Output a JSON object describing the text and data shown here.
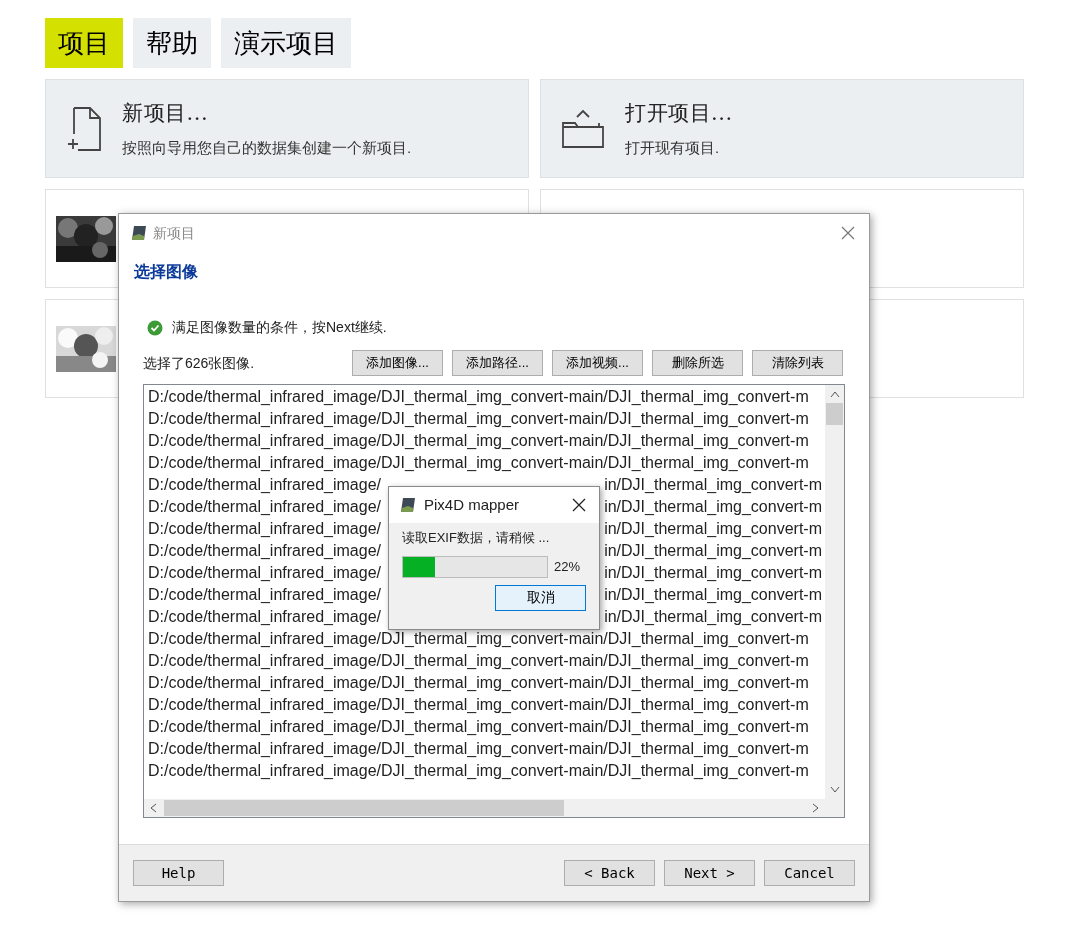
{
  "tabs": [
    {
      "label": "项目",
      "selected": true
    },
    {
      "label": "帮助",
      "selected": false
    },
    {
      "label": "演示项目",
      "selected": false
    }
  ],
  "actions": [
    {
      "kind": "new",
      "title": "新项目...",
      "description": "按照向导用您自己的数据集创建一个新项目."
    },
    {
      "kind": "open",
      "title": "打开项目...",
      "description": "打开现有项目."
    }
  ],
  "dialog": {
    "title": "新项目",
    "heading": "选择图像",
    "status": "满足图像数量的条件，按Next继续.",
    "count": "选择了626张图像.",
    "list_buttons": [
      "添加图像...",
      "添加路径...",
      "添加视频...",
      "删除所选",
      "清除列表"
    ],
    "rows": [
      {
        "kind": "full",
        "text": "D:/code/thermal_infrared_image/DJI_thermal_img_convert-main/DJI_thermal_img_convert-m"
      },
      {
        "kind": "full",
        "text": "D:/code/thermal_infrared_image/DJI_thermal_img_convert-main/DJI_thermal_img_convert-m"
      },
      {
        "kind": "full",
        "text": "D:/code/thermal_infrared_image/DJI_thermal_img_convert-main/DJI_thermal_img_convert-m"
      },
      {
        "kind": "full",
        "text": "D:/code/thermal_infrared_image/DJI_thermal_img_convert-main/DJI_thermal_img_convert-m"
      },
      {
        "kind": "split",
        "left": "D:/code/thermal_infrared_image/",
        "right": "in/DJI_thermal_img_convert-m"
      },
      {
        "kind": "split",
        "left": "D:/code/thermal_infrared_image/",
        "right": "in/DJI_thermal_img_convert-m"
      },
      {
        "kind": "split",
        "left": "D:/code/thermal_infrared_image/",
        "right": "in/DJI_thermal_img_convert-m"
      },
      {
        "kind": "split",
        "left": "D:/code/thermal_infrared_image/",
        "right": "in/DJI_thermal_img_convert-m"
      },
      {
        "kind": "split",
        "left": "D:/code/thermal_infrared_image/",
        "right": "in/DJI_thermal_img_convert-m"
      },
      {
        "kind": "split",
        "left": "D:/code/thermal_infrared_image/",
        "right": "in/DJI_thermal_img_convert-m"
      },
      {
        "kind": "split",
        "left": "D:/code/thermal_infrared_image/",
        "right": "in/DJI_thermal_img_convert-m"
      },
      {
        "kind": "full",
        "text": "D:/code/thermal_infrared_image/DJI_thermal_img_convert-main/DJI_thermal_img_convert-m"
      },
      {
        "kind": "full",
        "text": "D:/code/thermal_infrared_image/DJI_thermal_img_convert-main/DJI_thermal_img_convert-m"
      },
      {
        "kind": "full",
        "text": "D:/code/thermal_infrared_image/DJI_thermal_img_convert-main/DJI_thermal_img_convert-m"
      },
      {
        "kind": "full",
        "text": "D:/code/thermal_infrared_image/DJI_thermal_img_convert-main/DJI_thermal_img_convert-m"
      },
      {
        "kind": "full",
        "text": "D:/code/thermal_infrared_image/DJI_thermal_img_convert-main/DJI_thermal_img_convert-m"
      },
      {
        "kind": "full",
        "text": "D:/code/thermal_infrared_image/DJI_thermal_img_convert-main/DJI_thermal_img_convert-m"
      },
      {
        "kind": "full",
        "text": "D:/code/thermal_infrared_image/DJI_thermal_img_convert-main/DJI_thermal_img_convert-m"
      }
    ],
    "footer_buttons": [
      {
        "kind": "help",
        "label": "Help"
      },
      {
        "kind": "back",
        "label": "< Back"
      },
      {
        "kind": "next",
        "label": "Next >"
      },
      {
        "kind": "cancel",
        "label": "Cancel"
      }
    ]
  },
  "progress": {
    "title": "Pix4D mapper",
    "message": "读取EXIF数据，请稍候 ...",
    "level": 0.22,
    "reading": "22%",
    "button": "取消"
  }
}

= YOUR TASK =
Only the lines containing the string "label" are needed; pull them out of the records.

= RESULT OF THIS TASK =
      "label": "项目",
      "label": "帮助",
      "label": "演示项目",
        "label": "Help"
        "label": "< Back"
        "label": "Next >"
        "label": "Cancel"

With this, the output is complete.